(Data about app and page elements)
_ _ _

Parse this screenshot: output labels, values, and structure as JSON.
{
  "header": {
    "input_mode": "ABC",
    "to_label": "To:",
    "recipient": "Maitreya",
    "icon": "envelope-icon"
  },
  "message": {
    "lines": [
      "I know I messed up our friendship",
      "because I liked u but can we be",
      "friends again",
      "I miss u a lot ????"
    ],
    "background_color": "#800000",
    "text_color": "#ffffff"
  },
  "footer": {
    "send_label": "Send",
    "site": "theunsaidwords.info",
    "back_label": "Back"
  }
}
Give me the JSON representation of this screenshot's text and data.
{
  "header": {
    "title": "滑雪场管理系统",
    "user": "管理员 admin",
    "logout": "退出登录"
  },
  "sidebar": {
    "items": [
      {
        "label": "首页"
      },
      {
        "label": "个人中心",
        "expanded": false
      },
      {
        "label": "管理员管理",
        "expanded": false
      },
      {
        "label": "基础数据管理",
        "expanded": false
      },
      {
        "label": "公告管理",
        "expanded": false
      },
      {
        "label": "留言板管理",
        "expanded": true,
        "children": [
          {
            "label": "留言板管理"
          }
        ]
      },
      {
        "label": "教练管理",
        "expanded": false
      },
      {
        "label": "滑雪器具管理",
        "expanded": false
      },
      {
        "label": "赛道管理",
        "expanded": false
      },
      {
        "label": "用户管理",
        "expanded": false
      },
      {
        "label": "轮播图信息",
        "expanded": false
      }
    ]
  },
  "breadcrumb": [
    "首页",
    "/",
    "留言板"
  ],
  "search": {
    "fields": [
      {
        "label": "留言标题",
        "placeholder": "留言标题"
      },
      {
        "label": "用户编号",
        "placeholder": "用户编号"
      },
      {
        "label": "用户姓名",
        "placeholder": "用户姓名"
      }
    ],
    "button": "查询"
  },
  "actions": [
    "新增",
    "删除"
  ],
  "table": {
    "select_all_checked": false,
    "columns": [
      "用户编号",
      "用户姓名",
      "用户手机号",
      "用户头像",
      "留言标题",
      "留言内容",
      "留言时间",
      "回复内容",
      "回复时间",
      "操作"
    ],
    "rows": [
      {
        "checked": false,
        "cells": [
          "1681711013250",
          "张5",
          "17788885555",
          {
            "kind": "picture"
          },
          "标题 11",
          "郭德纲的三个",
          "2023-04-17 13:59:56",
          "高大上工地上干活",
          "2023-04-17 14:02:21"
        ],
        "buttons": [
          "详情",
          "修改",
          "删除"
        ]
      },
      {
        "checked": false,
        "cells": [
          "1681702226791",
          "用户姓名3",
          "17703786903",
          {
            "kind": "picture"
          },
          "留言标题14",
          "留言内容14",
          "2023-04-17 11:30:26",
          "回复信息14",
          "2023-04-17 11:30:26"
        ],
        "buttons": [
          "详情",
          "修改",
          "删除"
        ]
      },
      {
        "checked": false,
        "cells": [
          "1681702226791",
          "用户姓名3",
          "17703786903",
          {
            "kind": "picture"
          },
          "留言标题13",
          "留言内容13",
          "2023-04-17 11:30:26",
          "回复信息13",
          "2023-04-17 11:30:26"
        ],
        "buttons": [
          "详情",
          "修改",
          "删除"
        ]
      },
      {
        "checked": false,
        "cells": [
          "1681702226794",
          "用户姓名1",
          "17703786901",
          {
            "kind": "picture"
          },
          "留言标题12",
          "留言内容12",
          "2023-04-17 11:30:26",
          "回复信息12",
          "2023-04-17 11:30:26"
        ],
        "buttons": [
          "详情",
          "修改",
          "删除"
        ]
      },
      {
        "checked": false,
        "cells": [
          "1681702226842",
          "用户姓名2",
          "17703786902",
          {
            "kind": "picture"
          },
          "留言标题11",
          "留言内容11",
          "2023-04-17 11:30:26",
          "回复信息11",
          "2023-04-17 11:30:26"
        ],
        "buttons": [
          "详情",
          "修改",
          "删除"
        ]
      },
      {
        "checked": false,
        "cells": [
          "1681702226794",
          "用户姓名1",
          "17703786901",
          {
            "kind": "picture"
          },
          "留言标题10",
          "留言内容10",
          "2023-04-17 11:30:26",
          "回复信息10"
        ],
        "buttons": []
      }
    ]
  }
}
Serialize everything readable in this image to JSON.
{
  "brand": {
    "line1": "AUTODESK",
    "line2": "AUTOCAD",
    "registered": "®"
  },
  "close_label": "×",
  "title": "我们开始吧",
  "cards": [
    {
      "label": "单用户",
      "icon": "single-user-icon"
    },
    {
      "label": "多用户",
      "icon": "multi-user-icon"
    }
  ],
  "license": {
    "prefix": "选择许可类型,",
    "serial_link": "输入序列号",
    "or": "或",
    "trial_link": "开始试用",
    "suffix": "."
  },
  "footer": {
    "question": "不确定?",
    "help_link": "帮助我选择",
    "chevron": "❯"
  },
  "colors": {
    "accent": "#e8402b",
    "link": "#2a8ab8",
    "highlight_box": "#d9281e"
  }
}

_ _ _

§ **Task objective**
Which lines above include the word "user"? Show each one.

§ **Answer space**
    "user": "管理员 admin",
      "icon": "single-user-icon"
      "icon": "multi-user-icon"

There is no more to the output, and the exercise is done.